WORK TO COMPLETE
Copy all the lines of the data that include the word "Manager".

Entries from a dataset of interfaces
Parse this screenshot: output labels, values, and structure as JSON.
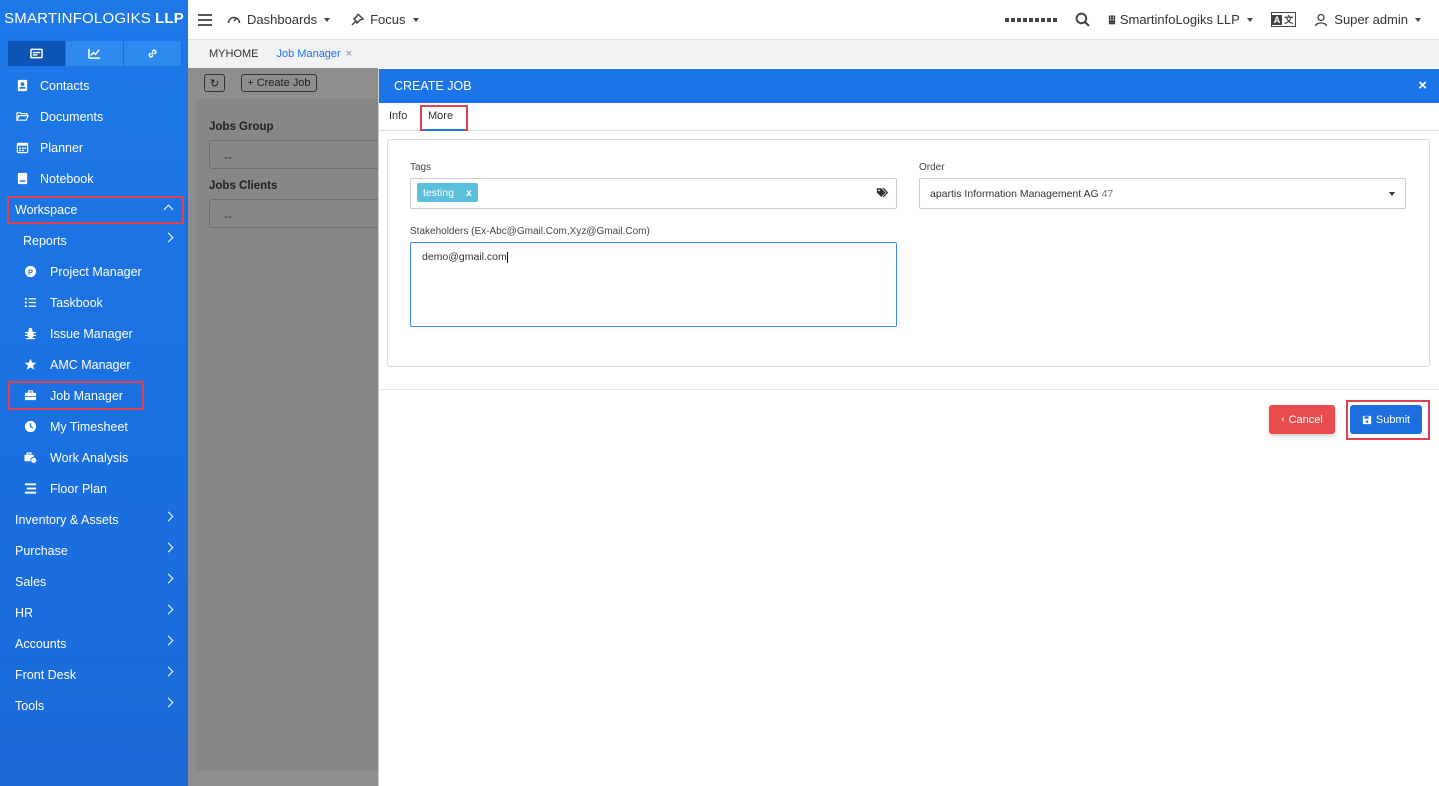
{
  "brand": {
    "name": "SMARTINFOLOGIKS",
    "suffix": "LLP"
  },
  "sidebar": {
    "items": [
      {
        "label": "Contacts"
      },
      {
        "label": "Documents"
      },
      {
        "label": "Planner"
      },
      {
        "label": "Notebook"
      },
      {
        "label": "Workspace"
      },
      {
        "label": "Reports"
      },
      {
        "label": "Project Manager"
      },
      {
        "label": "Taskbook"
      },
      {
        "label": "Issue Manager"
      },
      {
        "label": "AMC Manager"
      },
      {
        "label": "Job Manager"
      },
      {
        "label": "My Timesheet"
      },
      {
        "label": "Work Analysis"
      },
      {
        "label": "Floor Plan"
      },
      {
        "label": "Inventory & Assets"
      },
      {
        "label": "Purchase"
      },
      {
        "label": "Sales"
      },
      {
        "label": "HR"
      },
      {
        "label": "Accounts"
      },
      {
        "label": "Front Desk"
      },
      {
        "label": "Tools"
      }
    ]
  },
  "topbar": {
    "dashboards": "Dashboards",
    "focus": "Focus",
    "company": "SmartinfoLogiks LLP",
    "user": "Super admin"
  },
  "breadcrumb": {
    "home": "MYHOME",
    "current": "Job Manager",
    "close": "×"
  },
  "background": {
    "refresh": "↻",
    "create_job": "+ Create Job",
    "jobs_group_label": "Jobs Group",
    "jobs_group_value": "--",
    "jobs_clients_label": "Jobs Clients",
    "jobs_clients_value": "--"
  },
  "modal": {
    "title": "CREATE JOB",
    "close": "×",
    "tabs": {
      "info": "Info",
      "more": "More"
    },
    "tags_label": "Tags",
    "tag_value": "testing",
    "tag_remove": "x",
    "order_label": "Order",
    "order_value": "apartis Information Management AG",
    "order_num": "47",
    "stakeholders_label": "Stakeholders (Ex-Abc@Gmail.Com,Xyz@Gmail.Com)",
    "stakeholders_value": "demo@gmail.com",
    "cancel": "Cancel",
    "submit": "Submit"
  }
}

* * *

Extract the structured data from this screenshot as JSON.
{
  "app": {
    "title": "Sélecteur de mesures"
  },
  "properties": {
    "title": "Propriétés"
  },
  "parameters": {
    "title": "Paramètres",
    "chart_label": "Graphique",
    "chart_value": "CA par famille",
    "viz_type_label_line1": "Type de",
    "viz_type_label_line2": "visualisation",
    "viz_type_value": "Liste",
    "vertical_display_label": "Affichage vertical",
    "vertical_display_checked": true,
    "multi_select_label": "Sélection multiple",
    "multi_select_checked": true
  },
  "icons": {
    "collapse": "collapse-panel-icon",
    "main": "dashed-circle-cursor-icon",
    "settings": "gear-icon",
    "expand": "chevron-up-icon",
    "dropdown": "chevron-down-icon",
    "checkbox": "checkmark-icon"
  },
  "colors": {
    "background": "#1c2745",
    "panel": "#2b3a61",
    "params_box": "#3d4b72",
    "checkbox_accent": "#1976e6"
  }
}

ANSWER SECTION
        "label": "Project Manager"
        "label": "Issue Manager"
        "label": "AMC Manager"
        "label": "Job Manager"
    "current": "Job Manager",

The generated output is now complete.